Wednesday, October 13, 2010

(Yet) Another Reason to Vote NO

I was reviewing the claims on the “pro” SPLOST 2011 site put up by the citizens committee appointed by the mayor and commission to develop the initial project list and budget.  The first two of those claims immediately caught my attention.

1.  Visitors will pay for half of SPLOST 2011

Because of our unique location and heritage − and, of course, the University of Georgia − Athens is a hub for visitors from all across Georgia, and beyond, who come for shopping, sports, and a wide range of services. Since 1985, over $314 million has been collected in Clarke County … one SPLOST penny at a time. About half – over $150 million – from non-residents for improvement and growth of our community.

The alternative for raising money for any of the SPLOST projects is to raise property taxes.

I dealt with this one in a letter to the editor years ago.  Wrote I, in part, back in November 2001:

The contention that 40 percent of the money raised by the renewed SPLOST will be paid by people who live outside of Clarke County may be entirely accurate; it is also entirely meaningless. The logic of the argument is that Clarke County residents will get 100 percent of the SPLOST's value, while only paying 60 percent of its cost. If Clarke County were the only county with the extra 1-percent sales tax, the argument may have merit. However, according to the Georgia Department of Revenue's Web site, all five of the counties adjoining Clarke County also levy the extra 1-percent sales tax. Eight of the other 12 counties which, along with Clarke County, comprise the 11th congressional district levy the additional 1-percent sales tax. In fact, 109 of Georgia's 159 counties levy the additional sales tax.
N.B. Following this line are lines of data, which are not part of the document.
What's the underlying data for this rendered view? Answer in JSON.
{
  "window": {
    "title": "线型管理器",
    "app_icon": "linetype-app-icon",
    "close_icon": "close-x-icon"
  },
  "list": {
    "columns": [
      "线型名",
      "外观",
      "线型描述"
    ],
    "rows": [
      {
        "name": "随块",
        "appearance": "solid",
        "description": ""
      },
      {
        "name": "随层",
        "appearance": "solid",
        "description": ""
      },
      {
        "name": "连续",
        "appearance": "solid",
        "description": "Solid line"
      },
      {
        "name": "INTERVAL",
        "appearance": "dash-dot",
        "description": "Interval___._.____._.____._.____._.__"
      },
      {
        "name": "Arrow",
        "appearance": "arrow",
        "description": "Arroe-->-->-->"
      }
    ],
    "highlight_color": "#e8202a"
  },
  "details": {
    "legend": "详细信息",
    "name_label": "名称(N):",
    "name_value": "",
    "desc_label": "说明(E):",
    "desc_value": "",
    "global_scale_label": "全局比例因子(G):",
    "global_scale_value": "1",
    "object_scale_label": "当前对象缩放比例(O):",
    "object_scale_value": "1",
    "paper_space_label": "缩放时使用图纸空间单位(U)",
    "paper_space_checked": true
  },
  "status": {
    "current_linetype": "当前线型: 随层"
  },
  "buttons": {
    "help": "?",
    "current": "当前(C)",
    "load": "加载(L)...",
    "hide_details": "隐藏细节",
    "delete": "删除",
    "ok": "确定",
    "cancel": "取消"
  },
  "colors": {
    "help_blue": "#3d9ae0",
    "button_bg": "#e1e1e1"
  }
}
This is where the logic of the argument fails. While the residents of surrounding counties may pay a certain percentage of our SPLOST, I dare say that we pay a similar percentage of theirs. Of course, the voters in all of these counties were led to believe that someone else would be paying a considerable portion of their SPLOST. In other words, they would be getting something for nothing. It is a fiscal impossibility for the various counties' SPLOSTs to pay out more money than is paid into them. Thus, there is no free lunch to be had here. We all end up paying higher taxes; the money merely gets filtered through different county bureaucracies.

The specifics may have changed, but the argument is still valid.  Note that the 40% figure tossed out back then has now risen to 50%, a figure I do not believe for a minute.  This tail end of the first claim segues nicely into the second one.

2.  Property taxes will be saved

Athens-Clarke County has the smallest land mass of Georgia’s 159 counties, but is the fourteenth largest county in population. Yet 47% of its land value is exempt from taxation. This means that, if we did not have SPLOST, all capital projects would have to be totally funded with our property tax dollars, putting an unfair burden on property owners and their renters to the benefit of visitors and commuters. For example, if just the new jail fell on residents − instead of SPLOST − property tax on a $150,000 home could increase over $70 a year.

As noted yesterday, this one hasn’t worked out as promised, either (see here, here and here).

Pointedly, no corroboration whatsoever is given for either of these claims.  As usual, we’re just supposed to take the claims of advocates of bigger, more expensive government at face value.

Sphere: Related Content


Anonymous said...

You were on the right track with your careful history of the sales taxes (SPLOST, ELOST, etc.). Advocating a defeat of this SPLOST though is something of a waste of space and effort: It'll probably pass anyway, and taking sides is counter-productive if you want to spur public understanding of the process and its evolution.
My own criticisms of SPLOST is that it undercuts the critical review process associated with government spending, and turns the M&C into excited teenagers shopping at Phipp's with dad's credit card. Better oversight WOULD occur, for instance, if they had to raise property taxes to pay for a project. Along these lines, I think SPLOST, in these times, represents not wise government; but irresponsible government. (The way the backdoor tax increase or the storm water fee is irresponsible -- and liable to cause mistrust.)
It's hard to fathom how many no votes will materialize. I don't think ACC is yet across the threshhold where it can effectively drive a yes vote for SPLOST. Let's wait and see how the 'yes vote' folks campaign and advertise. Other communities, though, such as Augusta, Columbus, and the Atlanta area have already arrived at that destination.

James said...

While I appreciate the compliment, I must disagree with your proposed course of action.

Even though I fully expect the SPLOST ballot resolution to pass, I will continue to lobby for its defeat. The stakes are simply too high; if this passes, we will be stuck with a $200 million (by the time interest is taken into account), almost decade-long travesty. We will not have the opportunity to revise the process or educatate anyone about anything again until the 2020s.

I'm sorry, but I will continue to do everything I can to defeat this.